With microformats this would not be necessary. In my graduate edtech classes students send reply posts to the assignment page so I can organize the webmentions I receive. A really cool teacher dashboard could easily be built eliminating my spreadsheet step.
The way our dispositions work, you are supposed to make note of student behavior such as getting an email written in an unprofessional manner or if students go above and beyond in volunteer work. So what I do is leave comments on the spreadsheet or publish private notes to myself. This could be automated using microformats.
I could highlight student work using fragmentions and then tag that to the specific disposition item adding a note as to why that evidence meets the criteria and action steps the student should take for growth.
Microformats and Machine Learning
For brevity's sake, I am going to lump automation and machine learning, disparate things, into one ontological basket. My bad.
I think microformats also provide a path to machine learning in the measurement of teacher dispositions. In my class, for example, looking at date and time of submission versus date and time assignments were due and then using this data.
The ability to analyze student work to measure dispositions will require good mark up going in. That is why I believe microformats, as a minimally viable format because it data class carried in HTML, provides the best pathway for data interoperability for blogging based classrooms.
How Would It Work?
That's the best part, microformats is probably the most widely deployed (discounting commercial search engines that need to have zero influence on my classroom) forms of metadata used on blogs. So many toolsets exist that instructional designers, teachers, and developers can use.
So I would have a blogging platform with proper microformats. This would then be parsed into JSON and can be exported to xAPI, the data interoperability standard replacing SCORM.
An HTML first approach, that microformats provides offers the easiest way to measure teachers dispositons while building critical online teaching and digital literacies skills.
In fact bit by bit on the weekends I have started to revise the UI for the rubrics we use in ReVIEW Talent Feedback System. Well my goal is twofold: Move to CSS Grid from Bootstrap and add nested h-reviews
We already export our data in really pretty JSON files that I love to run statistical tests on but the addition of h-review rubrics plus OAuth will allow us to connect to all of the tools on the #IndieWeb and any blogging platform that plays nice with microformats.
Basically, we could become the rubric system of open pedagogy. We are still going to be a platform to improve teaching through better feedback.
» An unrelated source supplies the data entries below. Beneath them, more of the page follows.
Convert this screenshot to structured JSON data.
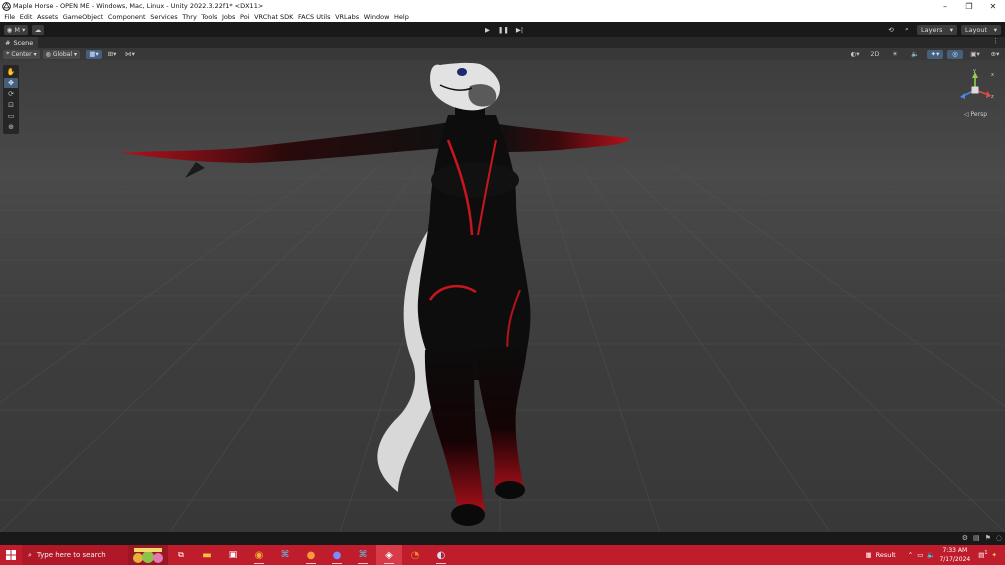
{
  "window": {
    "title": "Maple Horse - OPEN ME - Windows, Mac, Linux - Unity 2022.3.22f1* <DX11>",
    "controls": [
      "–",
      "❐",
      "✕"
    ]
  },
  "menu": [
    "File",
    "Edit",
    "Assets",
    "GameObject",
    "Component",
    "Services",
    "Thry",
    "Tools",
    "Jobs",
    "Poi",
    "VRChat SDK",
    "FACS Utils",
    "VRLabs",
    "Window",
    "Help"
  ],
  "toolbar": {
    "account_label": "M",
    "layers_label": "Layers",
    "layout_label": "Layout"
  },
  "scene": {
    "tab_label": "Scene",
    "pivot_label": "Center",
    "space_label": "Global",
    "mode_2d_label": "2D",
    "persp_label": "Persp",
    "axis_labels": {
      "y": "y",
      "x": "x",
      "z": "z"
    }
  },
  "taskbar": {
    "search_placeholder": "Type here to search",
    "tray_label": "Result",
    "time": "7:33 AM",
    "date": "7/17/2024",
    "notification_count": "1"
  },
  "colors": {
    "accent_blue": "#46607c",
    "taskbar_red": "#c01d2c",
    "toolbar_dark": "#191919",
    "panel": "#383838"
  }
}
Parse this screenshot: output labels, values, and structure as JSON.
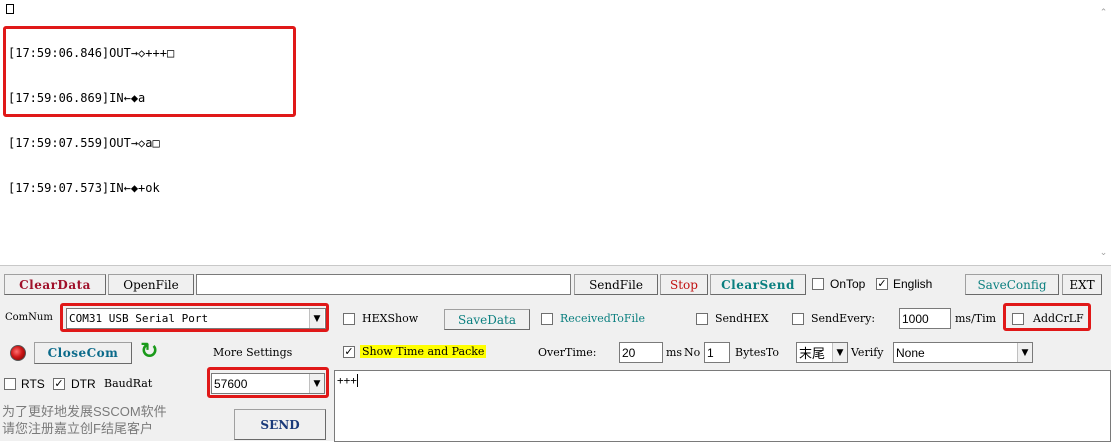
{
  "log": {
    "lines": [
      "[17:59:06.846]OUT→◇+++□",
      "[17:59:06.869]IN←◆a",
      "[17:59:07.559]OUT→◇a□",
      "[17:59:07.573]IN←◆+ok"
    ]
  },
  "toolbar": {
    "clear_data": "ClearData",
    "open_file": "OpenFile",
    "file_path": "",
    "send_file": "SendFile",
    "stop": "Stop",
    "clear_send": "ClearSend",
    "on_top": "OnTop",
    "english": "English",
    "save_config": "SaveConfig",
    "ext": "EXT"
  },
  "port": {
    "com_num_label": "ComNum",
    "com_value": "COM31 USB Serial Port",
    "close_com": "CloseCom",
    "more_settings": "More Settings",
    "rts": "RTS",
    "dtr": "DTR",
    "baud_label": "BaudRat",
    "baud_value": "57600"
  },
  "options": {
    "hex_show": "HEXShow",
    "save_data": "SaveData",
    "received_to_file": "ReceivedToFile",
    "send_hex": "SendHEX",
    "send_every": "SendEvery:",
    "send_every_value": "1000",
    "ms_tim": "ms/Tim",
    "add_crlf": "AddCrLF",
    "show_time": "Show Time and Packe",
    "overtime": "OverTime:",
    "overtime_value": "20",
    "ms": "ms",
    "no": "No",
    "no_value": "1",
    "bytes_to": "BytesTo",
    "tail_value": "末尾",
    "verify": "Verify",
    "verify_value": "None"
  },
  "send": {
    "input_value": "+++",
    "send_button": "SEND"
  },
  "promo": {
    "line1": "为了更好地发展SSCOM软件",
    "line2": "请您注册嘉立创F结尾客户"
  },
  "colors": {
    "highlight": "#e01818",
    "show_time_bg": "#ffff00",
    "accent_red": "#a0102a",
    "accent_teal": "#0a7f7f"
  }
}
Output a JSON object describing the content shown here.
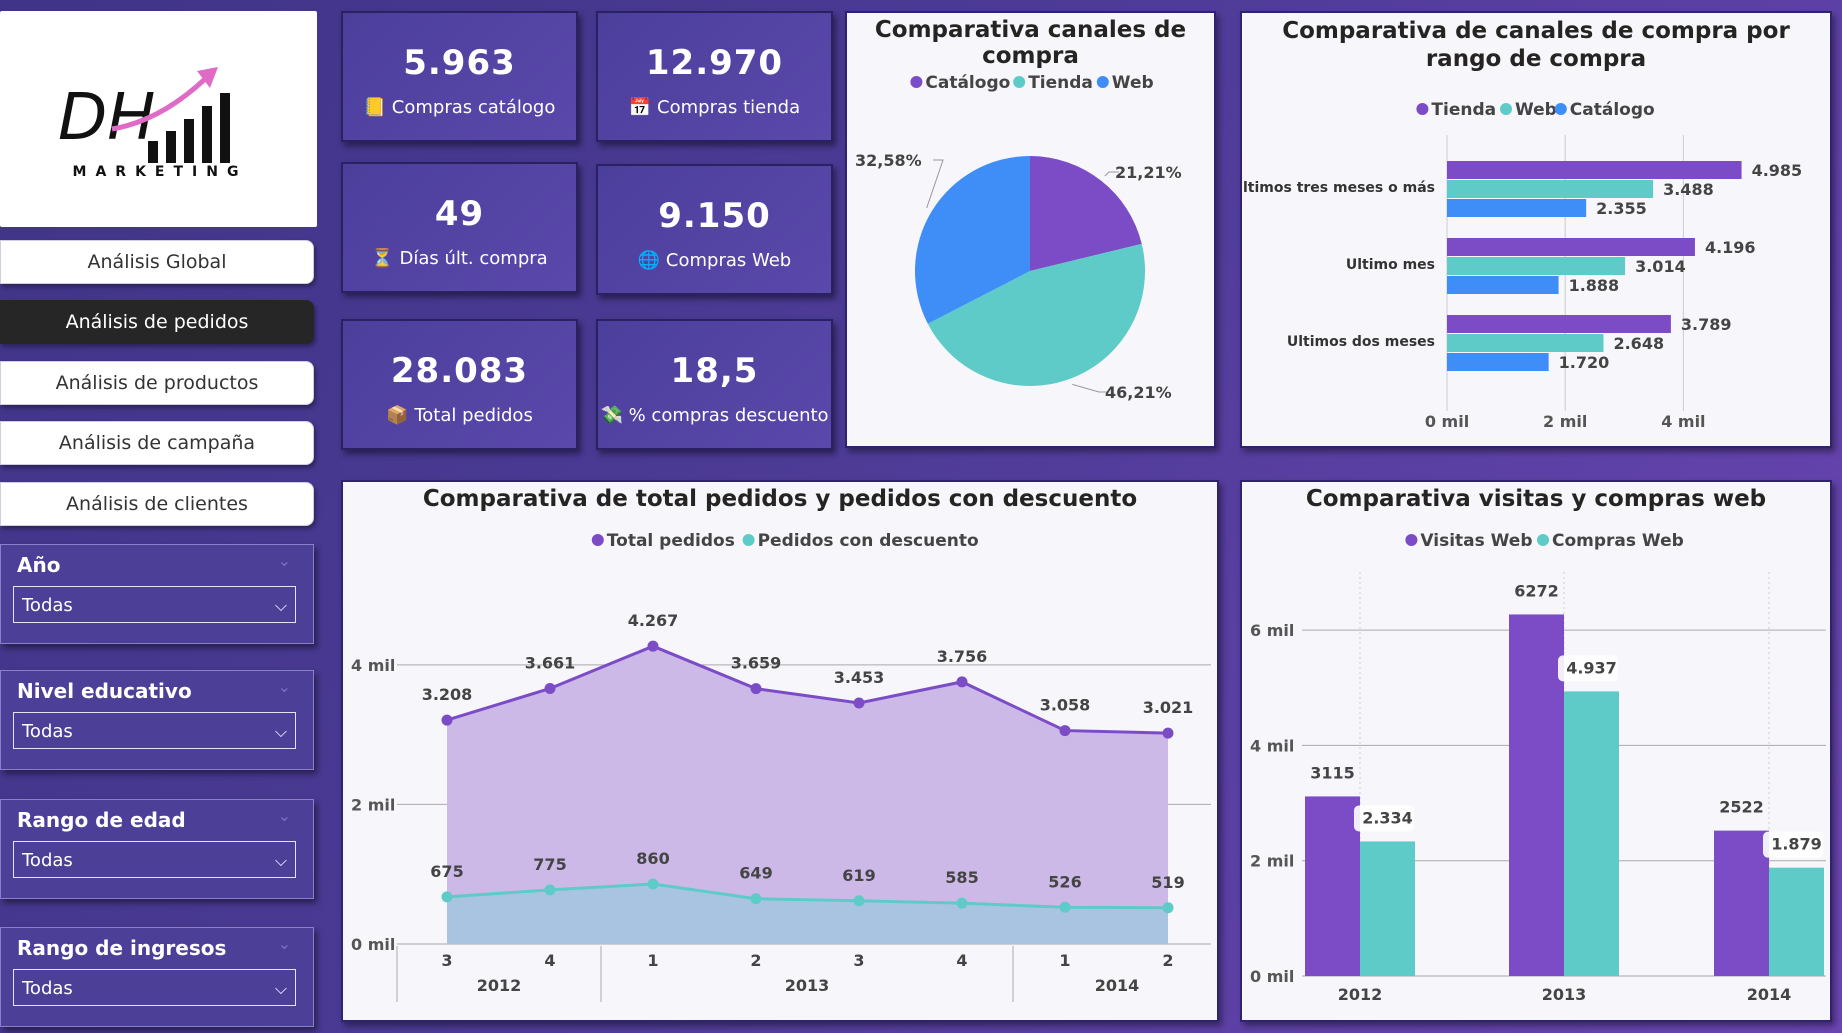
{
  "logo": {
    "letters": "DH",
    "sub": "MARKETING"
  },
  "nav": [
    {
      "label": "Análisis Global",
      "active": false
    },
    {
      "label": "Análisis de pedidos",
      "active": true
    },
    {
      "label": "Análisis de productos",
      "active": false
    },
    {
      "label": "Análisis de campaña",
      "active": false
    },
    {
      "label": "Análisis de clientes",
      "active": false
    }
  ],
  "filters": [
    {
      "title": "Año",
      "value": "Todas"
    },
    {
      "title": "Nivel educativo",
      "value": "Todas"
    },
    {
      "title": "Rango de edad",
      "value": "Todas"
    },
    {
      "title": "Rango de ingresos",
      "value": "Todas"
    }
  ],
  "kpis": [
    {
      "value": "5.963",
      "label": "Compras catálogo",
      "icon": "notepad-icon",
      "glyph": "📒"
    },
    {
      "value": "12.970",
      "label": "Compras tienda",
      "icon": "calendar-icon",
      "glyph": "📅"
    },
    {
      "value": "49",
      "label": "Días últ. compra",
      "icon": "hourglass-icon",
      "glyph": "⏳"
    },
    {
      "value": "9.150",
      "label": "Compras Web",
      "icon": "globe-icon",
      "glyph": "🌐"
    },
    {
      "value": "28.083",
      "label": "Total pedidos",
      "icon": "package-icon",
      "glyph": "📦"
    },
    {
      "value": "18,5",
      "label": "% compras descuento",
      "icon": "money-icon",
      "glyph": "💸"
    }
  ],
  "colors": {
    "purple": "#7b4cc6",
    "teal": "#5ecbc8",
    "blue": "#3f8df7",
    "panel_border": "#2e2370"
  },
  "chart_data": [
    {
      "type": "pie",
      "title": "Comparativa canales de compra",
      "legend": [
        "Catálogo",
        "Tienda",
        "Web"
      ],
      "values": [
        21.21,
        46.21,
        32.58
      ],
      "labels": [
        "21,21%",
        "46,21%",
        "32,58%"
      ],
      "colors": [
        "#7b4cc6",
        "#5ecbc8",
        "#3f8df7"
      ]
    },
    {
      "type": "bar",
      "orientation": "horizontal",
      "title": "Comparativa de canales de compra por rango de compra",
      "categories": [
        "Ultimos tres meses o más",
        "Ultimo mes",
        "Ultimos dos meses"
      ],
      "series": [
        {
          "name": "Tienda",
          "values": [
            4985,
            4196,
            3789
          ],
          "labels": [
            "4.985",
            "4.196",
            "3.789"
          ],
          "color": "#7b4cc6"
        },
        {
          "name": "Web",
          "values": [
            3488,
            3014,
            2648
          ],
          "labels": [
            "3.488",
            "3.014",
            "2.648"
          ],
          "color": "#5ecbc8"
        },
        {
          "name": "Catálogo",
          "values": [
            2355,
            1888,
            1720
          ],
          "labels": [
            "2.355",
            "1.888",
            "1.720"
          ],
          "color": "#3f8df7"
        }
      ],
      "xticks": [
        "0 mil",
        "2 mil",
        "4 mil"
      ],
      "xlim": [
        0,
        5500
      ]
    },
    {
      "type": "area",
      "title": "Comparativa de total pedidos y pedidos con descuento",
      "x_quarters": [
        "3",
        "4",
        "1",
        "2",
        "3",
        "4",
        "1",
        "2"
      ],
      "x_years": [
        "2012",
        "2013",
        "2014"
      ],
      "series": [
        {
          "name": "Total pedidos",
          "values": [
            3208,
            3661,
            4267,
            3659,
            3453,
            3756,
            3058,
            3021
          ],
          "labels": [
            "3.208",
            "3.661",
            "4.267",
            "3.659",
            "3.453",
            "3.756",
            "3.058",
            "3.021"
          ],
          "color": "#7b4cc6"
        },
        {
          "name": "Pedidos con descuento",
          "values": [
            675,
            775,
            860,
            649,
            619,
            585,
            526,
            519
          ],
          "labels": [
            "675",
            "775",
            "860",
            "649",
            "619",
            "585",
            "526",
            "519"
          ],
          "color": "#5ecbc8"
        }
      ],
      "yticks": [
        "0 mil",
        "2 mil",
        "4 mil"
      ],
      "ylim": [
        0,
        4900
      ]
    },
    {
      "type": "bar",
      "title": "Comparativa visitas y compras web",
      "categories": [
        "2012",
        "2013",
        "2014"
      ],
      "series": [
        {
          "name": "Visitas Web",
          "values": [
            3115,
            6272,
            2522
          ],
          "labels": [
            "3115",
            "6272",
            "2522"
          ],
          "color": "#7b4cc6"
        },
        {
          "name": "Compras Web",
          "values": [
            2334,
            4937,
            1879
          ],
          "labels": [
            "2.334",
            "4.937",
            "1.879"
          ],
          "color": "#5ecbc8"
        }
      ],
      "yticks": [
        "0 mil",
        "2 mil",
        "4 mil",
        "6 mil"
      ],
      "ylim": [
        0,
        6800
      ]
    }
  ]
}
This will include tracking dispositions.
I believe if you teach with personal websites and blogs (and you should) then microformats may provide us the best avenue forward to harness data and keep learners in control.